Data shown ▸

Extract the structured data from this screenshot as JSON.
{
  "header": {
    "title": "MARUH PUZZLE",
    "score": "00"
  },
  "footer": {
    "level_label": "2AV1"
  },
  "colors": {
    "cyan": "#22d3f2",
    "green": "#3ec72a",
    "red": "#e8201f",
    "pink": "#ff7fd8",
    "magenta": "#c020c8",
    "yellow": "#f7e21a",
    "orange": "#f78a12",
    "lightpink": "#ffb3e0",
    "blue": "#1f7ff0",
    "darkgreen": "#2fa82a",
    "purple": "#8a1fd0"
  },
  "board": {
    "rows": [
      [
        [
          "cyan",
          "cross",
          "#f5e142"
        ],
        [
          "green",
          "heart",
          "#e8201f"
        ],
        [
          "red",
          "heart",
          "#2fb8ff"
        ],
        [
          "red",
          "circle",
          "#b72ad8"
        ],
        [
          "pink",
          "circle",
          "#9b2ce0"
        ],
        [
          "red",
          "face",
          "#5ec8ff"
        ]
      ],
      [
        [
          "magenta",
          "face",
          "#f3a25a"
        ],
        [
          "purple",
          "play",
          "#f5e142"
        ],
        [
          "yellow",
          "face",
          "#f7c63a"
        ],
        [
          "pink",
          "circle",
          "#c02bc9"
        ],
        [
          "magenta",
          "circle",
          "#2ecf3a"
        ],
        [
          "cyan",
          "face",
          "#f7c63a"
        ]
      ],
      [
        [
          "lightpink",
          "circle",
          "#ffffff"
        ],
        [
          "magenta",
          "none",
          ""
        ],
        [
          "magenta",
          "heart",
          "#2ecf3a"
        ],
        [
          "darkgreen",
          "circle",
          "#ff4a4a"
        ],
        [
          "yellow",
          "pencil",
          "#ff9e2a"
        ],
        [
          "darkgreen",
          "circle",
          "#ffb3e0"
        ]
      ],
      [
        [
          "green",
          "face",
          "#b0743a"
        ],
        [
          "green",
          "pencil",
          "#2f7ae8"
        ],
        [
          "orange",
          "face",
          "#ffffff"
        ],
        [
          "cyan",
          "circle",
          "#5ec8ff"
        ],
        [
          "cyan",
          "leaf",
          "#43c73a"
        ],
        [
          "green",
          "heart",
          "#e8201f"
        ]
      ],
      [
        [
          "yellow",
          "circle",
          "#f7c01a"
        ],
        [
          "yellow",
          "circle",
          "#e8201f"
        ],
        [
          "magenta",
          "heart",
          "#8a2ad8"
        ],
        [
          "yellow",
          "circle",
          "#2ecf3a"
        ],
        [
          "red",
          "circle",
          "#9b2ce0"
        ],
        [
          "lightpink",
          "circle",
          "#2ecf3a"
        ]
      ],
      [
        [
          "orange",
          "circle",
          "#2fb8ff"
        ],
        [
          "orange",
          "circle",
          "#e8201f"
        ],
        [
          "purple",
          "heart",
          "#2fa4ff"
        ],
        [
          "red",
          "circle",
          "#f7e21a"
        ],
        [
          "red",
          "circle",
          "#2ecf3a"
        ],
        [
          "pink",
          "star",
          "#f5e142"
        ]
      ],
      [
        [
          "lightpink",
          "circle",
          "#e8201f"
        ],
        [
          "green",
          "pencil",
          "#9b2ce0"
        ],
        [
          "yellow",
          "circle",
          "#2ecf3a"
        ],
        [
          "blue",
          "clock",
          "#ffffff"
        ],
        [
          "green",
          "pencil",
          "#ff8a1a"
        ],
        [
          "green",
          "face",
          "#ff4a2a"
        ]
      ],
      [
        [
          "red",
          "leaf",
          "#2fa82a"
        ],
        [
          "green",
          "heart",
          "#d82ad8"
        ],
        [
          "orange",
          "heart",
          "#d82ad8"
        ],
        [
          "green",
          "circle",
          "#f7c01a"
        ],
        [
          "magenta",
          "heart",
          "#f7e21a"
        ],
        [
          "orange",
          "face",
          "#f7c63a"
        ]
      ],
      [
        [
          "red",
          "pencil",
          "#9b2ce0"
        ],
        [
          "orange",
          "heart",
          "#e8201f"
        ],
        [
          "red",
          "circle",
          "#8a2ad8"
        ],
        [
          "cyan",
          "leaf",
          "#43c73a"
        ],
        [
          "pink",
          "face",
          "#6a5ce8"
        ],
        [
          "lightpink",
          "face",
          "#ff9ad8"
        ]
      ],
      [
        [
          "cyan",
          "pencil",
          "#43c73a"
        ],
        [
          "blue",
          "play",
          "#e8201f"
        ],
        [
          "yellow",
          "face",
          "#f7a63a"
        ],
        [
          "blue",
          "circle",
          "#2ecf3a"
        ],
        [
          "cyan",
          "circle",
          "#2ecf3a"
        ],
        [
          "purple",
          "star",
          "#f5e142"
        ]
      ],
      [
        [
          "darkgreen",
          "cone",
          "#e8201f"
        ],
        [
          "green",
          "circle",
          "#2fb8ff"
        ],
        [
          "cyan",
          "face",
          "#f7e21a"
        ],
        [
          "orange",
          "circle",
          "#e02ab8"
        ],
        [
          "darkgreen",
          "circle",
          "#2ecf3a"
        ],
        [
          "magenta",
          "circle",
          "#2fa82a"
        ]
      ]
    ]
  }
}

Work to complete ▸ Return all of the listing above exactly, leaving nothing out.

Solution for this problem ▸
Extract the structured data from this screenshot as JSON.
{
  "header": {
    "title": "MARUH PUZZLE",
    "score": "00"
  },
  "footer": {
    "level_label": "2AV1"
  },
  "colors": {
    "cyan": "#22d3f2",
    "green": "#3ec72a",
    "red": "#e8201f",
    "pink": "#ff7fd8",
    "magenta": "#c020c8",
    "yellow": "#f7e21a",
    "orange": "#f78a12",
    "lightpink": "#ffb3e0",
    "blue": "#1f7ff0",
    "darkgreen": "#2fa82a",
    "purple": "#8a1fd0"
  },
  "board": {
    "rows": [
      [
        [
          "cyan",
          "cross",
          "#f5e142"
        ],
        [
          "green",
          "heart",
          "#e8201f"
        ],
        [
          "red",
          "heart",
          "#2fb8ff"
        ],
        [
          "red",
          "circle",
          "#b72ad8"
        ],
        [
          "pink",
          "circle",
          "#9b2ce0"
        ],
        [
          "red",
          "face",
          "#5ec8ff"
        ]
      ],
      [
        [
          "magenta",
          "face",
          "#f3a25a"
        ],
        [
          "purple",
          "play",
          "#f5e142"
        ],
        [
          "yellow",
          "face",
          "#f7c63a"
        ],
        [
          "pink",
          "circle",
          "#c02bc9"
        ],
        [
          "magenta",
          "circle",
          "#2ecf3a"
        ],
        [
          "cyan",
          "face",
          "#f7c63a"
        ]
      ],
      [
        [
          "lightpink",
          "circle",
          "#ffffff"
        ],
        [
          "magenta",
          "none",
          ""
        ],
        [
          "magenta",
          "heart",
          "#2ecf3a"
        ],
        [
          "darkgreen",
          "circle",
          "#ff4a4a"
        ],
        [
          "yellow",
          "pencil",
          "#ff9e2a"
        ],
        [
          "darkgreen",
          "circle",
          "#ffb3e0"
        ]
      ],
      [
        [
          "green",
          "face",
          "#b0743a"
        ],
        [
          "green",
          "pencil",
          "#2f7ae8"
        ],
        [
          "orange",
          "face",
          "#ffffff"
        ],
        [
          "cyan",
          "circle",
          "#5ec8ff"
        ],
        [
          "cyan",
          "leaf",
          "#43c73a"
        ],
        [
          "green",
          "heart",
          "#e8201f"
        ]
      ],
      [
        [
          "yellow",
          "circle",
          "#f7c01a"
        ],
        [
          "yellow",
          "circle",
          "#e8201f"
        ],
        [
          "magenta",
          "heart",
          "#8a2ad8"
        ],
        [
          "yellow",
          "circle",
          "#2ecf3a"
        ],
        [
          "red",
          "circle",
          "#9b2ce0"
        ],
        [
          "lightpink",
          "circle",
          "#2ecf3a"
        ]
      ],
      [
        [
          "orange",
          "circle",
          "#2fb8ff"
        ],
        [
          "orange",
          "circle",
          "#e8201f"
        ],
        [
          "purple",
          "heart",
          "#2fa4ff"
        ],
        [
          "red",
          "circle",
          "#f7e21a"
        ],
        [
          "red",
          "circle",
          "#2ecf3a"
        ],
        [
          "pink",
          "star",
          "#f5e142"
        ]
      ],
      [
        [
          "lightpink",
          "circle",
          "#e8201f"
        ],
        [
          "green",
          "pencil",
          "#9b2ce0"
        ],
        [
          "yellow",
          "circle",
          "#2ecf3a"
        ],
        [
          "blue",
          "clock",
          "#ffffff"
        ],
        [
          "green",
          "pencil",
          "#ff8a1a"
        ],
        [
          "green",
          "face",
          "#ff4a2a"
        ]
      ],
      [
        [
          "red",
          "leaf",
          "#2fa82a"
        ],
        [
          "green",
          "heart",
          "#d82ad8"
        ],
        [
          "orange",
          "heart",
          "#d82ad8"
        ],
        [
          "green",
          "circle",
          "#f7c01a"
        ],
        [
          "magenta",
          "heart",
          "#f7e21a"
        ],
        [
          "orange",
          "face",
          "#f7c63a"
        ]
      ],
      [
        [
          "red",
          "pencil",
          "#9b2ce0"
        ],
        [
          "orange",
          "heart",
          "#e8201f"
        ],
        [
          "red",
          "circle",
          "#8a2ad8"
        ],
        [
          "cyan",
          "leaf",
          "#43c73a"
        ],
        [
          "pink",
          "face",
          "#6a5ce8"
        ],
        [
          "lightpink",
          "face",
          "#ff9ad8"
        ]
      ],
      [
        [
          "cyan",
          "pencil",
          "#43c73a"
        ],
        [
          "blue",
          "play",
          "#e8201f"
        ],
        [
          "yellow",
          "face",
          "#f7a63a"
        ],
        [
          "blue",
          "circle",
          "#2ecf3a"
        ],
        [
          "cyan",
          "circle",
          "#2ecf3a"
        ],
        [
          "purple",
          "star",
          "#f5e142"
        ]
      ],
      [
        [
          "darkgreen",
          "cone",
          "#e8201f"
        ],
        [
          "green",
          "circle",
          "#2fb8ff"
        ],
        [
          "cyan",
          "face",
          "#f7e21a"
        ],
        [
          "orange",
          "circle",
          "#e02ab8"
        ],
        [
          "darkgreen",
          "circle",
          "#2ecf3a"
        ],
        [
          "magenta",
          "circle",
          "#2fa82a"
        ]
      ]
    ]
  }
}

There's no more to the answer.